Every Day of the Dead needs a night of fashion — right? “Noche de Moda” is the theme for this year’s Wearable Arts show, and Kari Multz, who has been part of the show for nearly 30 years, says it’s going to be a fun one.
Although the theme for the show is inspired by Day of the Dead, an entry doesn’t have to match that motif.
“It can be anything,” said Multz. “It’s a wonderful opportunity for fiber artists to show, and sell, their work.”
A call for entries was sent statewide, and Multz said she hopes to have work from Anchorage and other communities besides Homer. Designers are limited to five outfits in the show. Some pieces are entered as ensembles, and some are solo items.
Multz said there is no guarantee how many items will be entered — but each year, there’s always enough. Because the show is happening earlier in the fall than usual — Saturday — Multz said she hopes some people might come to shop for a great costume for Halloween or the Pratt Museum’s Ritz fundraiser — which is also a Day of the Dead fiesta-themed event.
For the 6:30 p.m. show, participants from the recent “Sew September” class have been invited to walk the runway and show off their class projects or other creations.
Ann-Margret Wimmerstedt, who helped teach the class, is in her 15th year of wearable art. Wimmerstedt said that she, Multz and fiber artist Lynne Burt, had been thinking of a way that they could inspire people before the wearable arts show. So, they came up with “Sew September,” a class put on by the Homer Fiber Arts Collective in partnership with the Bunnell Street Arts Center.
Along with Marie Walker, the three women taught nearly a dozen girls and six women how to wind bobbins, thread needles, tension thread — and fix something when it went wrong. They also learned how to make simple book bags and skirts.
For her part of the class, Wimmerstedt taught alternative techniques, showing students how to transfer photos onto fabric and how to make thread collages.
“I wouldn’t even call myself a sewer,” she said. “I just bought a sewing machine kind of looking at it as an art tool.”
Wimmerstedt’s first dress in the wearable arts show was made out of paper — a collage evening gown held together with glue. This year she’s experimenting with lace skulls and roses.
Eventually, the Homer Fiber Art Collective, which organizes the event under the Bunnell Street Arts Center, would like the proceeds from the Wearable Arts Show to fund a scholarship and more workshops like “Sew September.”
Besides fashion with flair, there will be live DJ music, lighting design and a no-host bar. Guests are invited to dress up for the event, and also to join the after-party at the Alibi.
Toni Ross is a freelance writer who lives in Homer.

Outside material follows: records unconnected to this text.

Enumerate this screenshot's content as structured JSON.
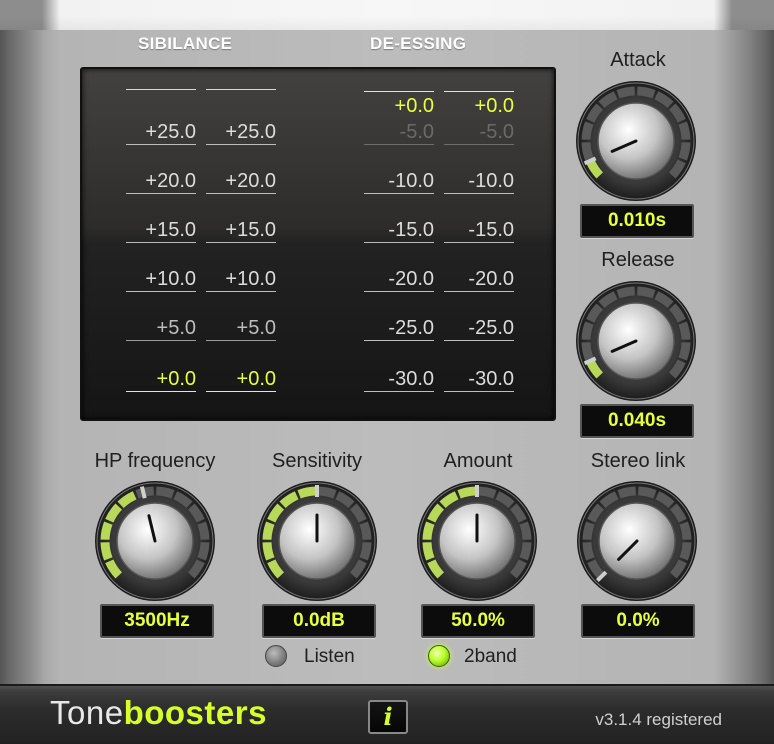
{
  "meter": {
    "sibilance_title": "SIBILANCE",
    "deessing_title": "DE-ESSING",
    "sibilance_scale": [
      "+25.0",
      "+20.0",
      "+15.0",
      "+10.0",
      "+5.0",
      "+0.0"
    ],
    "deessing_scale": [
      "+0.0",
      "-5.0",
      "-10.0",
      "-15.0",
      "-20.0",
      "-25.0",
      "-30.0"
    ]
  },
  "knobs": [
    {
      "id": "attack",
      "label": "Attack",
      "display": "0.010s",
      "value": 0.08
    },
    {
      "id": "release",
      "label": "Release",
      "display": "0.040s",
      "value": 0.08
    },
    {
      "id": "hp",
      "label": "HP frequency",
      "display": "3500Hz",
      "value": 0.45
    },
    {
      "id": "sensitivity",
      "label": "Sensitivity",
      "display": "0.0dB",
      "value": 0.5
    },
    {
      "id": "amount",
      "label": "Amount",
      "display": "50.0%",
      "value": 0.5
    },
    {
      "id": "stereo",
      "label": "Stereo link",
      "display": "0.0%",
      "value": 0.0
    }
  ],
  "toggles": {
    "listen": {
      "label": "Listen",
      "on": false
    },
    "twoband": {
      "label": "2band",
      "on": true
    }
  },
  "footer": {
    "logo_part1": "Tone",
    "logo_part2": "boosters",
    "info_label": "i",
    "version": "v3.1.4 registered"
  },
  "colors": {
    "accent": "#e8ff3a",
    "ring_on": "#b8d85a",
    "ring_off": "#cfcfcf"
  },
  "icons": {
    "info": "info-icon",
    "led": "led-indicator-icon"
  }
}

“Noche de Moda”
Date: Saturday, Oct. 25
6:30 p.m. and 9 p.m.
Land’s End Resort
The Fringe, The Homer Bookstore, Lands End Resort and Bunnell Street Arts Center.
Cost: $30 general,
$25 for Bunnell members.